Section 306 and 306A of the CZMA are the two most common types of grants available through the Coastal Program and require match in an amount equal to the grant. Project selection is competitive and is based on how well each project meets Coastal Program objectives. The Coastal Program generally passes through approximately one third of the grant annually for coastal related projects.

Section 306 funds are used for planning activities, site design, engineering, feasibility and natural features studies, historic preservation projects, coastal education materials, developing portions of local zoning ordinances, master planning of coastal significance, and waterfront redevelopment studies.

Section 306A funds are used for low-cost construction projects such as resource protection, trails, boardwalks, scenic overlooks, education and/or interpretive displays, restoration of historic coastal structures, and barrier-free retrofitting.

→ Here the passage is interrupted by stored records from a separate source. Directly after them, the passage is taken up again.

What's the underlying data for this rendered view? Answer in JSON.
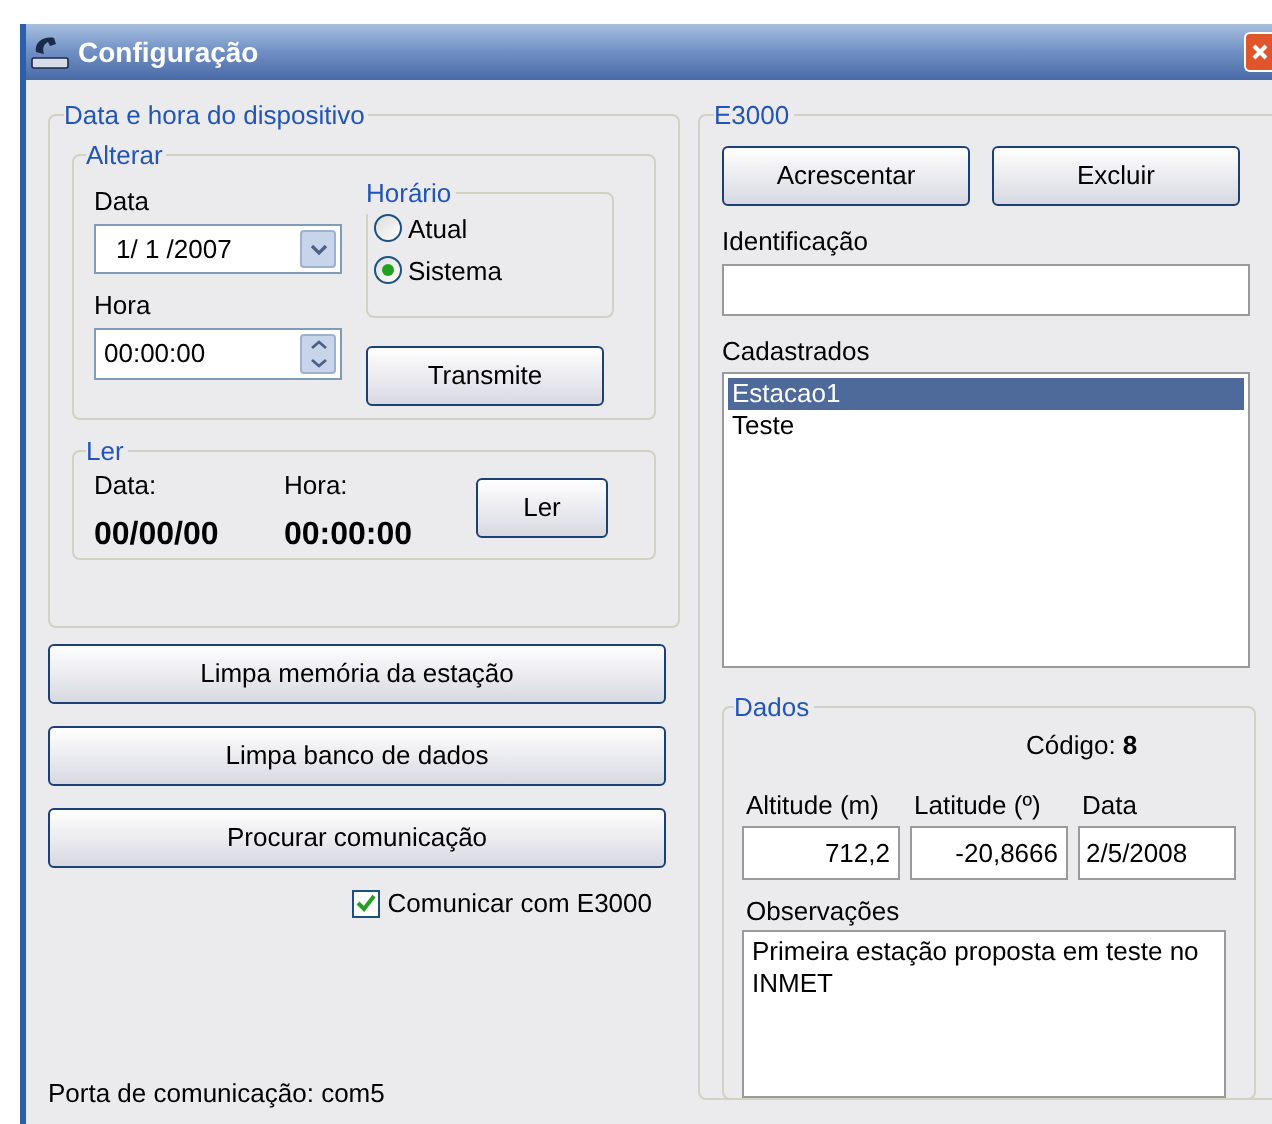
{
  "window": {
    "title": "Configuração"
  },
  "device_datetime": {
    "title": "Data e hora do dispositivo",
    "alterar": {
      "title": "Alterar",
      "date_label": "Data",
      "date_value": "1/ 1 /2007",
      "time_label": "Hora",
      "time_value": "00:00:00",
      "horario": {
        "title": "Horário",
        "options": [
          {
            "label": "Atual",
            "selected": false
          },
          {
            "label": "Sistema",
            "selected": true
          }
        ]
      },
      "transmit_button": "Transmite"
    },
    "ler": {
      "title": "Ler",
      "date_label": "Data:",
      "date_value": "00/00/00",
      "time_label": "Hora:",
      "time_value": "00:00:00",
      "button": "Ler"
    }
  },
  "actions": [
    "Limpa memória da estação",
    "Limpa banco de dados",
    "Procurar comunicação"
  ],
  "communicate": {
    "label": "Comunicar com E3000",
    "checked": true
  },
  "status": "Porta de comunicação: com5",
  "e3000": {
    "title": "E3000",
    "buttons": [
      "Acrescentar",
      "Excluir"
    ],
    "identification_label": "Identificação",
    "registered_label": "Cadastrados",
    "stations": [
      {
        "name": "Estacao1",
        "selected": true
      },
      {
        "name": "Teste",
        "selected": false
      }
    ],
    "dados": {
      "title": "Dados",
      "code": "Código: **8**",
      "altitude_label": "Altitude (m)",
      "altitude": "712,2",
      "latitude_label": "Latitude (º)",
      "latitude": "-20,8666",
      "date_label": "Data",
      "date": "2/5/2008",
      "notes_label": "Observações",
      "notes": "Primeira estação proposta em teste no INMET"
    }
  }
}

Michigan has a legacy of managing and protecting its valuable Great Lakes coastal resources and benefits substantially through implementation of the Michigan Coastal Management Program. The coastal program has allowed the Department of Environmental Quality to improve the administration of state coastal regulatory programs and provide financial and technical assistance to local units of government to address shoreline issues and improve their coastal resources.

Michigan's Office of the Great Lakes leads policy development and implements programs to protect, restore and sustain the state's most precious natural resource. The office collaborates with partners to support sustainable use of these coastal resources, coordinate restoration of severely degraded areas, manage water quality and quantity, prevent aquatic invasive species and engage in emerging issues. They are committed to their Great Lakes mission to ensure a healthy environment, strong economy and high quality of life. Here is the Michigan State of the Great Lakes report for 2014.

NOAA's latest evaluation of Michigan's Coastal Management Program can be found here.


  1. Michigan Department of Environmental Quality.
  2. Bernd-Cohen, T. and M. Gordon. "State Coastal Program Effectiveness in Protecting Natural Beaches, Dunes, Bluffs, and Rock Shores." Coastal Management 27:187-217. 1999.

State of the Beach Report: Michigan
Michigan Home Beach Description Beach Access Water Quality Beach Erosion Erosion Response Beach Fill Shoreline Structures Beach Ecology Surfing Areas Website
2011 7 SOTB Banner Small.jpg